Despite being a collegiate level team, the Ice Effects still face major hurdles. Having to share the ice with the men’s and women’s ice hockey teams, the Ice Effects are only able to practice around five hours a week on the ice. They also spend an additional hour a week practicing off the ice, which includes discussing changes in the routine. Also adding to their troubles is the Student Association, who determines the team’s budget for the year. The team is in charge of writing their own budget for the year, which they bring to S.A., who determines the actual budget. Last year, the team asked for $27,000, but S.A. only granted them around $11,000. The team believes that the school’s unfamiliarity with the synchronized ice skating program is the cause.
"The people of S.A. and people around the school are learning about and recognizing us more, but it’s a really slow process," Goobic said.
"You still get that look of ‘there’s a synchronized skating team on campus?’" freshman Kayliegh Marko said.
The recent success had led to the team receiving more notice by students and the staff, but they are still forced to raise money through fundraisers like car washes and 50/50 raffles to earn as much extra money as possible. When the team qualified for Nationals last season, they had until midnight of that day to make flight arrangements and hotel reservations without even knowing if their budget would cover the costs. Unlike the men’s hockey team or any other sports team on campus, the Ice Effects are self-run. They are responsible for scheduling ice time, paying hotel and flight bills and scheduling performances at other sporting events. This year, the Ice Effects have performed during a club hockey game and a few varsity hockey games.
"We try to get people to come watch us," senior Renelle Garlach said. "We want them to know that we’re putting a lot of hard work into it. People hear that we’re on a team, but they don’t get the chance to see us. All of our competitions are away so we try to host open practice so people can come see what we’re about."

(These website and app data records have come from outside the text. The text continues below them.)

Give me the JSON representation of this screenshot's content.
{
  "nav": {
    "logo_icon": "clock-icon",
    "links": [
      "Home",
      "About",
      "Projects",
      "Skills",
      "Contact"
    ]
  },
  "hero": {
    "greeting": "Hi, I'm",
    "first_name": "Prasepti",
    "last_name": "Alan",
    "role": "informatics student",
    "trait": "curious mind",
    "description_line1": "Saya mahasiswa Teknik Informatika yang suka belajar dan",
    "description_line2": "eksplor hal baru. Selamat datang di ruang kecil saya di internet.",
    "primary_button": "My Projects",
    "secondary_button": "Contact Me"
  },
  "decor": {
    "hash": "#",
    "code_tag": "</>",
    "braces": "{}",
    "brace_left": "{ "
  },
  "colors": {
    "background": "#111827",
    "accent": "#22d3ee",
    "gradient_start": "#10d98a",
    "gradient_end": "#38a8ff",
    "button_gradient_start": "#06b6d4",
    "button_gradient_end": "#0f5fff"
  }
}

The skaters aren’t the only members of the team that have shown their dedication. The coaches, Marie Shuman and Melissa Manwaring, are volunteers and do not get paid for their efforts of success.
"They do it out of heart," Garlach said. "They care about this team and they care about us. They want us to do the best that we can do so we put ourselves out there to do the best we can do for them."

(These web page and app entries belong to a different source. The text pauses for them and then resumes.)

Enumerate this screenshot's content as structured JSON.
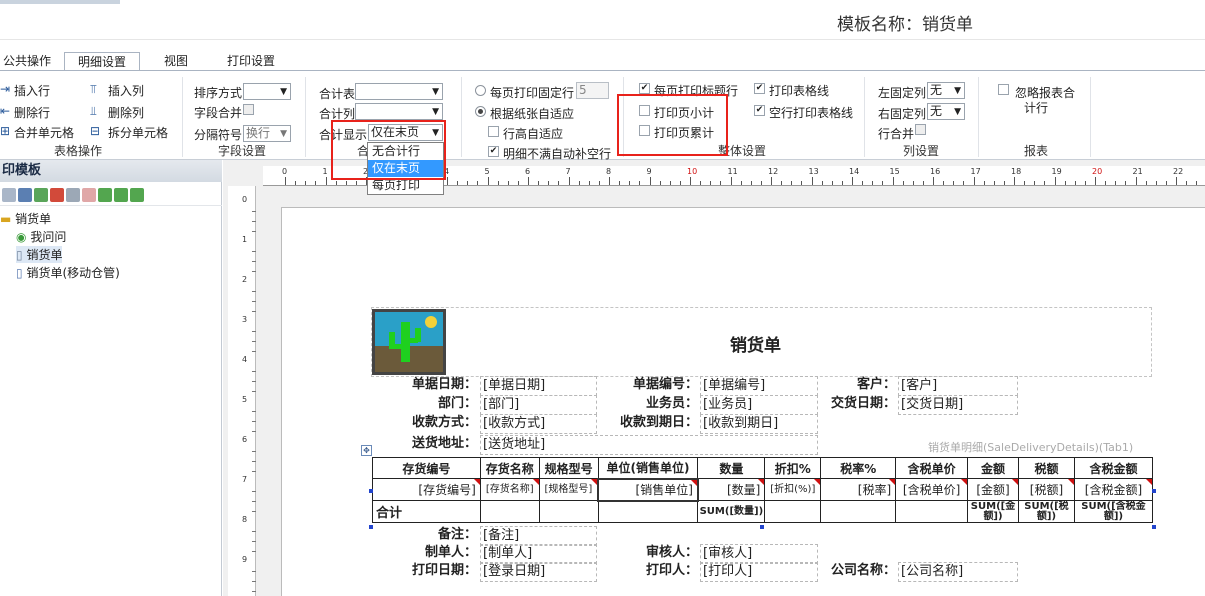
{
  "header": {
    "template_name": "模板名称：销货单"
  },
  "tabs": [
    {
      "label": "公共操作"
    },
    {
      "label": "明细设置"
    },
    {
      "label": "视图"
    },
    {
      "label": "打印设置"
    }
  ],
  "ribbon": {
    "table_ops": {
      "title": "表格操作",
      "insert_row": "插入行",
      "delete_row": "删除行",
      "merge_cells": "合并单元格",
      "insert_col": "插入列",
      "delete_col": "删除列",
      "split_cells": "拆分单元格"
    },
    "field_settings": {
      "title": "字段设置",
      "sort_label": "排序方式",
      "field_merge_label": "字段合并",
      "separator_label": "分隔符号",
      "separator_value": "换行"
    },
    "totals": {
      "total_table_label": "合计表",
      "total_col_label": "合计列",
      "total_display_label": "合计显示",
      "total_display_value": "仅在末页",
      "title_partial": "合",
      "options": [
        "无合计行",
        "仅在末页",
        "每页打印"
      ]
    },
    "paging": {
      "fixed_rows_label": "每页打印固定行",
      "fixed_rows_value": "5",
      "fit_paper_label": "根据纸张自适应",
      "row_height_label": "行高自适应",
      "fill_blank_label": "明细不满自动补空行"
    },
    "overall": {
      "title": "整体设置",
      "print_title_each_page": "每页打印标题行",
      "print_page_subtotal": "打印页小计",
      "print_page_cumulative": "打印页累计",
      "print_table_lines": "打印表格线",
      "blank_row_lines": "空行打印表格线"
    },
    "columns": {
      "title": "列设置",
      "left_fixed_label": "左固定列",
      "left_fixed_value": "无",
      "right_fixed_label": "右固定列",
      "right_fixed_value": "无",
      "row_merge_label": "行合并"
    },
    "report": {
      "title": "报表",
      "ignore_total_line1": "忽略报表合",
      "ignore_total_line2": "计行"
    }
  },
  "left_panel": {
    "title": "印模板",
    "tree": [
      {
        "label": "销货单"
      },
      {
        "label": "我问问"
      },
      {
        "label": "销货单"
      },
      {
        "label": "销货单(移动仓管)"
      }
    ]
  },
  "ruler": {
    "h_ticks": [
      "0",
      "1",
      "2",
      "3",
      "4",
      "5",
      "6",
      "7",
      "8",
      "9",
      "10",
      "11",
      "12",
      "13",
      "14",
      "15",
      "16",
      "17",
      "18",
      "19",
      "20",
      "21",
      "22"
    ],
    "v_ticks": [
      "0",
      "1",
      "2",
      "3",
      "4",
      "5",
      "6",
      "7",
      "8",
      "9"
    ]
  },
  "report": {
    "title": "销货单",
    "detail_caption": "销货单明细(SaleDeliveryDetails)(Tab1)",
    "head_fields": [
      {
        "label": "单据日期：",
        "value": "[单据日期]"
      },
      {
        "label": "单据编号：",
        "value": "[单据编号]"
      },
      {
        "label": "客户：",
        "value": "[客户]"
      },
      {
        "label": "部门：",
        "value": "[部门]"
      },
      {
        "label": "业务员：",
        "value": "[业务员]"
      },
      {
        "label": "交货日期：",
        "value": "[交货日期]"
      },
      {
        "label": "收款方式：",
        "value": "[收款方式]"
      },
      {
        "label": "收款到期日：",
        "value": "[收款到期日]"
      },
      {
        "label": "送货地址：",
        "value": "[送货地址]"
      }
    ],
    "columns": [
      "存货编号",
      "存货名称",
      "规格型号",
      "单位(销售单位)",
      "数量",
      "折扣%",
      "税率%",
      "含税单价",
      "金额",
      "税额",
      "含税金额"
    ],
    "detail_row": [
      "[存货编号]",
      "[存货名称]",
      "[规格型号]",
      "[销售单位]",
      "[数量]",
      "[折扣(%)]",
      "[税率]",
      "[含税单价]",
      "[金额]",
      "[税额]",
      "[含税金额]"
    ],
    "total_row": [
      "合计",
      "",
      "",
      "",
      "SUM([数量])",
      "",
      "",
      "",
      "SUM([金额])",
      "SUM([税额])",
      "SUM([含税金额])"
    ],
    "foot_fields": [
      {
        "label": "备注：",
        "value": "[备注]"
      },
      {
        "label": "制单人：",
        "value": "[制单人]"
      },
      {
        "label": "审核人：",
        "value": "[审核人]"
      },
      {
        "label": "打印日期：",
        "value": "[登录日期]"
      },
      {
        "label": "打印人：",
        "value": "[打印人]"
      },
      {
        "label": "公司名称：",
        "value": "[公司名称]"
      }
    ]
  },
  "colors": {
    "accent": "#3399ff",
    "highlight_box": "#e8221b",
    "ruler_red": "#d01010"
  }
}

At Oswego State, the ice skating team is considered a club sport, where as at other universities, like Syracuse University and Boston College, it is a varsity sport. Being a varsity sport gives these skating teams a preparation advantage over the schools where it is only a club sport, which is something the Ice Effects keep in the back of their minds when at competitions.
"I think one of the biggest differences is, for us, we face more challenges than other sports because we’re only a club sport here where at other schools they are a varsity sport," junior Kelly LaBella said. "They get more ice time and funding. When we face those teams it’s stuck in the back of our minds that they get more ice time and more funding, where we have those challenges."
"There probably are teams that are on the ice every day, where we are practicing two nights a week," Goobic said. "That puts us at a disadvantage, but still every year we grow as a team and we’re getting better."
Chemistry plays a large part in the Ice Effects’ success over the years. The team believes that they have chemistry that is lacking in other schools’ ice skating programs. Being in sync with one another has allowed them to defeat teams like Robert Morris University and Princeton University in major competitions. When the team is not out on the ice practicing or performing, they are spending their weekends hanging out together and strengthening their relationships.
Oswego State is the only SUNYAC school to currently offer an ice skating program. A successful ice skating program, along with the education offered at Oswego State, lured many of the team’s skaters to the campus. Members of the team have been skating for the majority of their lives, constantly skating to become better each and every day. The Ice Effects are hoping to end their year with a strong showing at Nationals.